» **Task directions**
Once the line containing "Convert this screenshot" is found, please copy it and all lines after it through the end of the records, exactly, leaving out pictures.

» **Data in this exercise**
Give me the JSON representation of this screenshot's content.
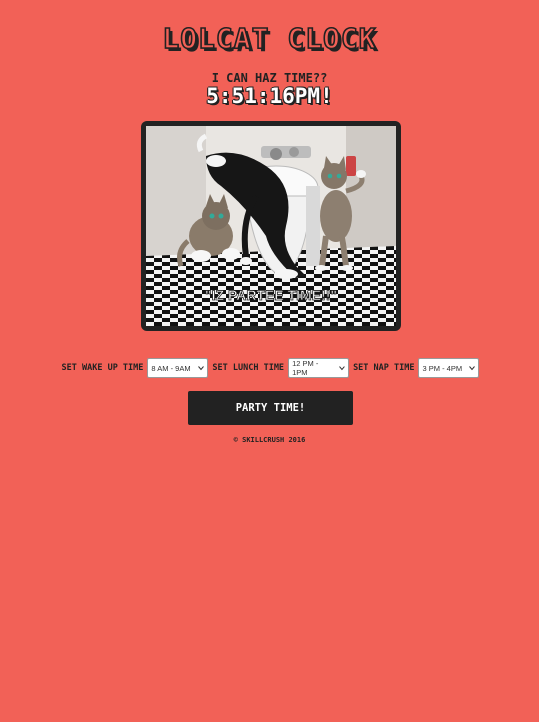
{
  "header": {
    "title": "LOLCAT CLOCK",
    "subtitle": "I CAN HAZ TIME??",
    "clock_time": "5:51:16PM!"
  },
  "photo": {
    "caption": "\"IZ PARTEE TIME!!\"",
    "icon": "party-cats-photo"
  },
  "controls": {
    "wake_label": "SET WAKE UP TIME",
    "wake_value": "8 AM - 9AM",
    "lunch_label": "SET LUNCH TIME",
    "lunch_value": "12 PM - 1PM",
    "nap_label": "SET NAP TIME",
    "nap_value": "3 PM - 4PM"
  },
  "actions": {
    "party_label": "PARTY TIME!"
  },
  "footer": {
    "copyright": "© SKILLCRUSH 2016"
  },
  "colors": {
    "background": "#f26157",
    "dark": "#222222",
    "text_light": "#ffffff"
  }
}
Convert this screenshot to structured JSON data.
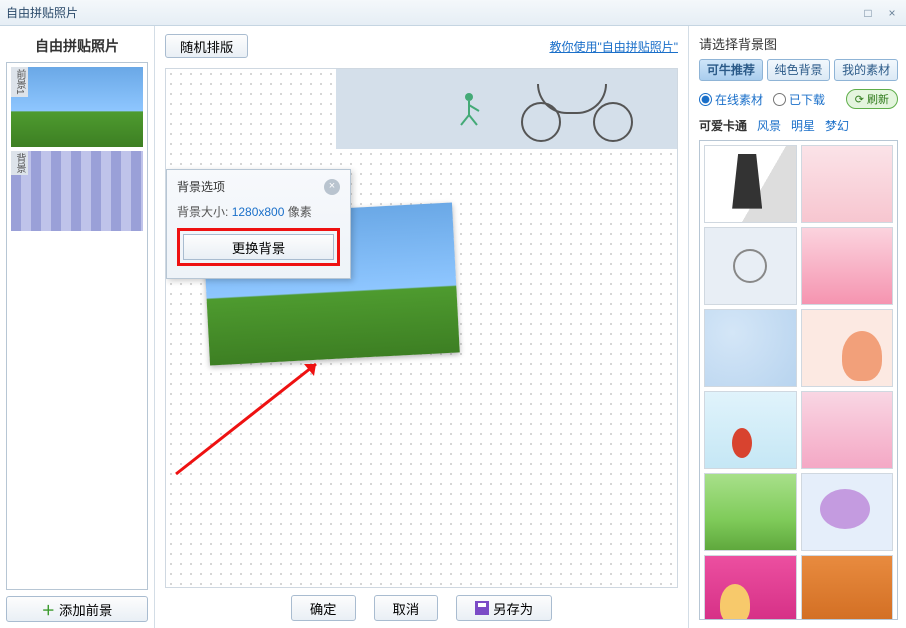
{
  "titlebar": {
    "title": "自由拼贴照片"
  },
  "left": {
    "title": "自由拼贴照片",
    "thumbs": [
      {
        "tag": "前景1"
      },
      {
        "tag": "背景"
      }
    ],
    "add_btn": "添加前景"
  },
  "center": {
    "random_btn": "随机排版",
    "help_link": "教你使用\"自由拼贴照片\"",
    "ok_btn": "确定",
    "cancel_btn": "取消",
    "saveas_btn": "另存为"
  },
  "popup": {
    "title": "背景选项",
    "size_label": "背景大小:",
    "size_value": "1280x800",
    "size_unit": "像素",
    "change_btn": "更换背景"
  },
  "right": {
    "title": "请选择背景图",
    "tabs": [
      "可牛推荐",
      "纯色背景",
      "我的素材"
    ],
    "radios": {
      "online": "在线素材",
      "downloaded": "已下载"
    },
    "refresh": "刷新",
    "categories": [
      "可爱卡通",
      "风景",
      "明星",
      "梦幻"
    ]
  }
}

» **Task result**
Convert this screenshot to structured JSON data.
{
  "titlebar": {
    "title": "自由拼贴照片"
  },
  "left": {
    "title": "自由拼贴照片",
    "thumbs": [
      {
        "tag": "前景1"
      },
      {
        "tag": "背景"
      }
    ],
    "add_btn": "添加前景"
  },
  "center": {
    "random_btn": "随机排版",
    "help_link": "教你使用\"自由拼贴照片\"",
    "ok_btn": "确定",
    "cancel_btn": "取消",
    "saveas_btn": "另存为"
  },
  "popup": {
    "title": "背景选项",
    "size_label": "背景大小:",
    "size_value": "1280x800",
    "size_unit": "像素",
    "change_btn": "更换背景"
  },
  "right": {
    "title": "请选择背景图",
    "tabs": [
      "可牛推荐",
      "纯色背景",
      "我的素材"
    ],
    "radios": {
      "online": "在线素材",
      "downloaded": "已下载"
    },
    "refresh": "刷新",
    "categories": [
      "可爱卡通",
      "风景",
      "明星",
      "梦幻"
    ]
  }
}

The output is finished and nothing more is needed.